"Major League camp is about getting guys prepared now," general manager Jon Daniels said. "The larger organizational goals are one thing, but big league camp and the mindset of our players looking to improve today and getting out there and executing today is something totally different."
Enter new manager Chris Woodward.

Yes, he has been around all winter, talking with players individually, overseeing the mini-camp and voluntary workouts, assembling the new coaching staff, fulfilling all the necessary public-relations assignments and saying all the right things required of the new guy in charge. Like almost all new managers, he has been able to enjoy the inevitable feel-good honeymoon period with players, coaches, executives and staff that goes with a new hire.
Now he will step on the field in front of the entire squad and the Rangers will start getting a real feel for what their new manager is about.
"We just want to let them know what we expect from them on a daily basis and what it takes to compete," Woodward said. "I don't want there to be any gray area on what we are expecting. They are pretty aware of that but once we start getting into games, it will become clear how I lead them through that."
Obviously, health is paramount in Spring Training. But so is developing the right attitude and message for the ballclub.
"You want to make sure they come into camp ready to play when they step on the field," Woodward said. "Whether it's the first pitch of Spring Training or the last pitch of the World Series, I expect the same competitive fire, the same preparation. Obviously, it's not going to be as efficient early on because they are still getting their legs under them. But I want them to come prepared and ready to compete."

There will be much talk in Spring Training about new technology, new analytics and new teaching methods. There are several members of the Rangers' coaching staff and front office who come from a different background than the traditional proving grounds for old-school baseball guys. Woodward said the Rangers will have their share of meetings and he wants his players to be receptive to new ideas. But much of that will be done in the background and won't be obvious out on the fields.
Analytics, data and embracing new technology were not primary reasons why Woodward was hired.
"[Woodward] to me has some similarities from a resume standpoint as Ron Washington," Daniels said. "Grew up in a different era as a coach than Washington did. Exposed to a lot more as far as modern data and how to utilize it to develop players and develop strategies.
"But the biggest thing is [Woodward] has unbelievable energy, a tremendous passion for the game, the ability to connect with everybody, fans, players, coaches, front office, media. Very optimistic. Very upbeat ... think his experiences will allow him to relate to the people he needs to relate to."

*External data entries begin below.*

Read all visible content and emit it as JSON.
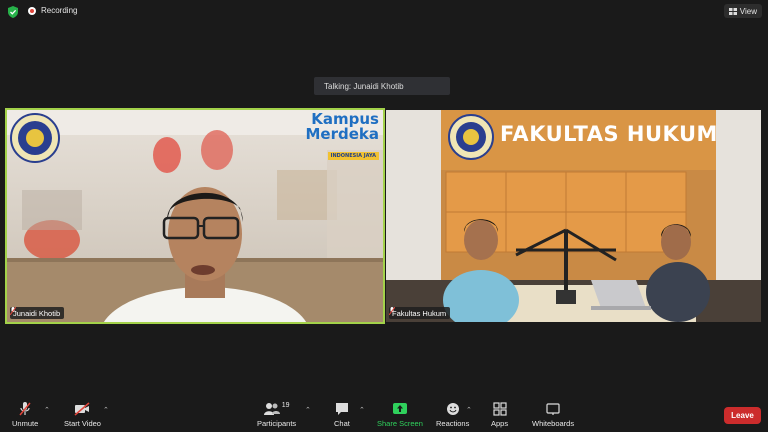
{
  "topbar": {
    "recording_label": "Recording",
    "view_label": "View"
  },
  "talking_banner": "Talking: Junaidi Khotib",
  "tiles": [
    {
      "name": "Junaidi Khotib",
      "logo_text_1": "Kampus",
      "logo_text_2": "Merdeka",
      "logo_text_3": "INDONESIA JAYA",
      "speaking": true
    },
    {
      "name": "Fakultas Hukum",
      "wall_sign": "FAKULTAS HUKUM",
      "speaking": false
    }
  ],
  "toolbar": {
    "unmute": "Unmute",
    "start_video": "Start Video",
    "participants": "Participants",
    "participants_count": "19",
    "chat": "Chat",
    "share_screen": "Share Screen",
    "reactions": "Reactions",
    "apps": "Apps",
    "whiteboards": "Whiteboards",
    "leave": "Leave"
  },
  "colors": {
    "active_speaker_border": "#a3d24a",
    "share_screen": "#2fd15c",
    "leave": "#cc2c2c",
    "recording": "#e0453b"
  }
}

Washington was ultimately successful with the Rangers because he was able to motivate his team to play hard and execute winning baseball on the field. Jeff Banister was able to do the same thing when the Rangers won division titles in 2015-16. That's still what all of this comes down to and it starts in Spring Training.
"I want them to know when we step on the field, what's expected out of all of us," Woodward said. "I'm excited to watch these guys compete. I have been watching them the whole offseason and I can't wait to see them get into games and see them compete as a unit."